The answer is the set of lines that include "JSON", copied from the data below.

= Material for this task =
Segment Open
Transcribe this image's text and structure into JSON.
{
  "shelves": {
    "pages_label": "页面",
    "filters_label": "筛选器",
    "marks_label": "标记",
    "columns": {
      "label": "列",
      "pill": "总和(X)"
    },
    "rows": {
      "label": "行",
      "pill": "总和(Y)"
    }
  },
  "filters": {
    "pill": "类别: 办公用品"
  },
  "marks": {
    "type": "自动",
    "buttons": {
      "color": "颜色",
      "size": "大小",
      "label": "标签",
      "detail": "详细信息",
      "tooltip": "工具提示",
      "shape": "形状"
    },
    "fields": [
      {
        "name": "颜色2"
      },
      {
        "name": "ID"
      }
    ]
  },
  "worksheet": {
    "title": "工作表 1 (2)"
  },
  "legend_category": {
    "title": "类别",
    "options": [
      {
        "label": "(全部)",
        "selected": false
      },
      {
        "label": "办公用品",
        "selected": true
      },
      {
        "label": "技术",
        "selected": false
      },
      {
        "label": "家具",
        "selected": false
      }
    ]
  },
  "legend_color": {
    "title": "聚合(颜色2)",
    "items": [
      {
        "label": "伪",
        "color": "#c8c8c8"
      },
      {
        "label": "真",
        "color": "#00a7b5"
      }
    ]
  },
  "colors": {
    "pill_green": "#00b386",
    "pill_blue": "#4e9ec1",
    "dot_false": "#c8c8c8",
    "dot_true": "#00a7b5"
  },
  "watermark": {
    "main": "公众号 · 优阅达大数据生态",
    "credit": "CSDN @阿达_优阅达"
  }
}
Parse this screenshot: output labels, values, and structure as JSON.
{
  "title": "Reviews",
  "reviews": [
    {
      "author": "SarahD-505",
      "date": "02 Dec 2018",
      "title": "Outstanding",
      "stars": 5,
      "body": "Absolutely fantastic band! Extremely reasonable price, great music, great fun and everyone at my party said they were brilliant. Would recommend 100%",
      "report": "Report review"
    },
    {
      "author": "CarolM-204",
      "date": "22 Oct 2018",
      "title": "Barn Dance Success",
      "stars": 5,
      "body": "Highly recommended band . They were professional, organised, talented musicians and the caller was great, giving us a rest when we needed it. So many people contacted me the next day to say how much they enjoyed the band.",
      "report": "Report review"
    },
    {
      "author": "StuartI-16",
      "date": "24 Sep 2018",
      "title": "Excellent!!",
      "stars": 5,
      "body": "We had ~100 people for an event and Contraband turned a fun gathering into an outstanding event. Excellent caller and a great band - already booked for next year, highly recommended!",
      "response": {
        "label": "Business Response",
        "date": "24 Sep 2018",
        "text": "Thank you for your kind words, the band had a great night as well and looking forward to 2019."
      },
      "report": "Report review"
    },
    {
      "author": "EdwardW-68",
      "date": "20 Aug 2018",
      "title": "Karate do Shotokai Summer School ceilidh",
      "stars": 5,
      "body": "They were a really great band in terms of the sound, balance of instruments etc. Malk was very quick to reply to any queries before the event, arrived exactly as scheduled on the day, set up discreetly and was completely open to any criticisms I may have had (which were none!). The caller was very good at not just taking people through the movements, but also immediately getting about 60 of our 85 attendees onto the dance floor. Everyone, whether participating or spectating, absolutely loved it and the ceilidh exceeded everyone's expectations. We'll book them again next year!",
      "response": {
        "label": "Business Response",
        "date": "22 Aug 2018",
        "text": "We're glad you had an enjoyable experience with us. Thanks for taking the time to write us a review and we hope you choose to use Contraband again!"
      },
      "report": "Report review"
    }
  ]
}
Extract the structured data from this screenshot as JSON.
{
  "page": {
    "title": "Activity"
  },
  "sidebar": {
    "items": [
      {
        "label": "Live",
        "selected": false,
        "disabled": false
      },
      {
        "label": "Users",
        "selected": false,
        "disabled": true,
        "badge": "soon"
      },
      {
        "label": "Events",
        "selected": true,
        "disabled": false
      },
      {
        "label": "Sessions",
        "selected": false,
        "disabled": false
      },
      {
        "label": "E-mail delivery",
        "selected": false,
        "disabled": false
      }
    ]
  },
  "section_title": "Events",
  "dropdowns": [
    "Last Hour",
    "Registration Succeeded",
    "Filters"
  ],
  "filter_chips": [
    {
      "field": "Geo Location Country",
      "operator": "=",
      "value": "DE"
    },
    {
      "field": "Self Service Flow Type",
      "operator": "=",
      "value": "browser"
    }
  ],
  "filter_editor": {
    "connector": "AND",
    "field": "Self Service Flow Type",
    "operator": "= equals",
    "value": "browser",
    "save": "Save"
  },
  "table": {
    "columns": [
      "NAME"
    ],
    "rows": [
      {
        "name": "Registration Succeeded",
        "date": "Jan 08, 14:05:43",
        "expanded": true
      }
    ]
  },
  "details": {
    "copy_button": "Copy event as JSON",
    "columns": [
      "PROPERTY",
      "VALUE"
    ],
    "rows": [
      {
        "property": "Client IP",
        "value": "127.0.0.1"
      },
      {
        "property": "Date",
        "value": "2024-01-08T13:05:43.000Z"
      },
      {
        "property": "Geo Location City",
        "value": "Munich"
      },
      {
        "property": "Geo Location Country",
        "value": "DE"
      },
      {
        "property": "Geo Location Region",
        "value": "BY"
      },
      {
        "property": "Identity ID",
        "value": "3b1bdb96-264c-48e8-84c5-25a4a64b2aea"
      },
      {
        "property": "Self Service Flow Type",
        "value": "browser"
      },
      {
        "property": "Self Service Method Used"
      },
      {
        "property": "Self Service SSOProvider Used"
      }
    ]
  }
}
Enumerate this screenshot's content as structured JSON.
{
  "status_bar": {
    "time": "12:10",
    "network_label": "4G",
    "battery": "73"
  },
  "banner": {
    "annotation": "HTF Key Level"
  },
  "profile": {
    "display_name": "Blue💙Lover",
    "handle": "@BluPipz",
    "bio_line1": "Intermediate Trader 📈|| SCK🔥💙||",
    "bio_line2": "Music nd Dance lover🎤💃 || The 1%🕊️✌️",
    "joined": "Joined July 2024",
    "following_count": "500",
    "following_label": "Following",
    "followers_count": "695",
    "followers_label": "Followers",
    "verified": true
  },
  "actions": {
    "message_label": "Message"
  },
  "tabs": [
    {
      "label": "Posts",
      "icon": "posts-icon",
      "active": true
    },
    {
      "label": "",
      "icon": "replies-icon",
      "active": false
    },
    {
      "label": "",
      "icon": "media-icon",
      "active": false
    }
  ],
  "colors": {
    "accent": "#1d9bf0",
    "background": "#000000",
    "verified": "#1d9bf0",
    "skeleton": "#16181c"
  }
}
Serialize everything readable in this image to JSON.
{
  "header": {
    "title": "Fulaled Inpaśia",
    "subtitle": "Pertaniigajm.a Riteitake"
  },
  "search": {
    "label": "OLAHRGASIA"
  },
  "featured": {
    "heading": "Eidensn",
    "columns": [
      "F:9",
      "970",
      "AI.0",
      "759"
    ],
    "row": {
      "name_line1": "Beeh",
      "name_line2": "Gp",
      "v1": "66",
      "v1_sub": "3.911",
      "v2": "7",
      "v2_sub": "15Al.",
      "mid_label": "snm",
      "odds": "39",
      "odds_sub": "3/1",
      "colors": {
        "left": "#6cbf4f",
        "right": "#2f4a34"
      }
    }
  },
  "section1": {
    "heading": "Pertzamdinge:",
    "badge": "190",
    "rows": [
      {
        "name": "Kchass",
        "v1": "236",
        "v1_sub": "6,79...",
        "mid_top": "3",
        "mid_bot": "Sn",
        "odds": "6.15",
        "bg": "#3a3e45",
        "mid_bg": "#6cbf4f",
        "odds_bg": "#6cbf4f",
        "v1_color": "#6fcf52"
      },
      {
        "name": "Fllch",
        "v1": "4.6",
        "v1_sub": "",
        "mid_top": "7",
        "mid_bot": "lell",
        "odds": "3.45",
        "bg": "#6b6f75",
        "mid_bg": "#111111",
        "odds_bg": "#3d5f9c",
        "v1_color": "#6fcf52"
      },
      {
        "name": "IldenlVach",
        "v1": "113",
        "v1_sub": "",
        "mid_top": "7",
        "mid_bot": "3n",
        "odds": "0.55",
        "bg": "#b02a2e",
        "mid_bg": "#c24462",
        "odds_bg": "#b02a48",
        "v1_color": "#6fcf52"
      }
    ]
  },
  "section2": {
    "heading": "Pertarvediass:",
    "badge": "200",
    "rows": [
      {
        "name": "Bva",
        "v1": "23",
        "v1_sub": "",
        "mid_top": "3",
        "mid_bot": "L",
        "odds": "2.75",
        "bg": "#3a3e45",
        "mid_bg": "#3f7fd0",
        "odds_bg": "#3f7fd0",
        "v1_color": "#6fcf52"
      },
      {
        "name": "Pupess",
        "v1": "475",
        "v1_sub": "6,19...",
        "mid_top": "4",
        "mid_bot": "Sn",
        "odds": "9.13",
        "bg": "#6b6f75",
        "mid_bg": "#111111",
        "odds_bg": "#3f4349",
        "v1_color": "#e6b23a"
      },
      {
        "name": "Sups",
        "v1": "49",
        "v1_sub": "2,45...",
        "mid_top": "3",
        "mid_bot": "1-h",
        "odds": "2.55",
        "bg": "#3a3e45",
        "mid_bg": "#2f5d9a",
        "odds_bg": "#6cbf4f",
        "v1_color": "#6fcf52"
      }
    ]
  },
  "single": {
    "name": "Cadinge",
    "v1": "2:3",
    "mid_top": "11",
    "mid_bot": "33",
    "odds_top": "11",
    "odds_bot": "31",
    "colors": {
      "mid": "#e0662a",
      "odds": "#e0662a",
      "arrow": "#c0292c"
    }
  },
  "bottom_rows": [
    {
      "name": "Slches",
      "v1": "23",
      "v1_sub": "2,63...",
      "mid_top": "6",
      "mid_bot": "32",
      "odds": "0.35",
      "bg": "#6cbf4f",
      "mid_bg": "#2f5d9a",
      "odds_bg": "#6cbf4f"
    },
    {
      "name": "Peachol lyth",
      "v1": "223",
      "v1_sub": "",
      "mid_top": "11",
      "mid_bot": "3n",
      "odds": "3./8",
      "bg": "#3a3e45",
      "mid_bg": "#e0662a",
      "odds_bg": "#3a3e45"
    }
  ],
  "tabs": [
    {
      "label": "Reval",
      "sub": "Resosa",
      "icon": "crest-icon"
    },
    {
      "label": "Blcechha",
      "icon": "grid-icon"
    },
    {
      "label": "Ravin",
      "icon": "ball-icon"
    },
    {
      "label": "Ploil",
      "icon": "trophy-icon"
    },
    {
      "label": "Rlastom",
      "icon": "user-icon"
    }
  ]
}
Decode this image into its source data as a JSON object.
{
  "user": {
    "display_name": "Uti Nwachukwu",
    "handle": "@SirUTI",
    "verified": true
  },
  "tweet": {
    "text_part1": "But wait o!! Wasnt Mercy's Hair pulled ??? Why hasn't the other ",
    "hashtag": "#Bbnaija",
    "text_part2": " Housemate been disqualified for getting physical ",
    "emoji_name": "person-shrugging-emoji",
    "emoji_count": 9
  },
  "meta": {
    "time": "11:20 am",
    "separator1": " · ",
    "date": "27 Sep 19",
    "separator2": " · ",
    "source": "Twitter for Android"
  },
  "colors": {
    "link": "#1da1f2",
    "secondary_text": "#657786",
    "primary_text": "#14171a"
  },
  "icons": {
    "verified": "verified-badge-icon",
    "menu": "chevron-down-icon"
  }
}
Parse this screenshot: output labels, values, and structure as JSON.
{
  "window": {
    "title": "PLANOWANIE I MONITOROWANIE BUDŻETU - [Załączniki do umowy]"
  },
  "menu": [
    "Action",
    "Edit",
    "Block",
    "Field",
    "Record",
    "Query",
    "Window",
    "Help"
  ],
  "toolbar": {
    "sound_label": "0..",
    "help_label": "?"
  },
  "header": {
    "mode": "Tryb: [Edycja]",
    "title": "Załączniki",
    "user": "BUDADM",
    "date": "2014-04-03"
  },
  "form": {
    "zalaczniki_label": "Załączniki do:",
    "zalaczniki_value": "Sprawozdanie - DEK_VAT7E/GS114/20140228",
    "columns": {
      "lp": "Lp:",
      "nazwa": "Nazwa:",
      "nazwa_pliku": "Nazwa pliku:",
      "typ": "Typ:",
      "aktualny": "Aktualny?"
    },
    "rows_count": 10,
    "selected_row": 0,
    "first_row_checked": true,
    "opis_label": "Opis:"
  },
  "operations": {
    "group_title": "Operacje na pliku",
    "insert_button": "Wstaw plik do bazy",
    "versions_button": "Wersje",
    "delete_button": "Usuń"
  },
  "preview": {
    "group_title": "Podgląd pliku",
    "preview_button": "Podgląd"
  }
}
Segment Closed
= Reply =
Transcribe this image's text and structure into JSON.
Parse this screenshot: output labels, values, and structure as JSON.
Extract the structured data from this screenshot as JSON.
    "copy_button": "Copy event as JSON",
Enumerate this screenshot's content as structured JSON.
Serialize everything readable in this image to JSON.
Decode this image into its source data as a JSON object.
Parse this screenshot: output labels, values, and structure as JSON.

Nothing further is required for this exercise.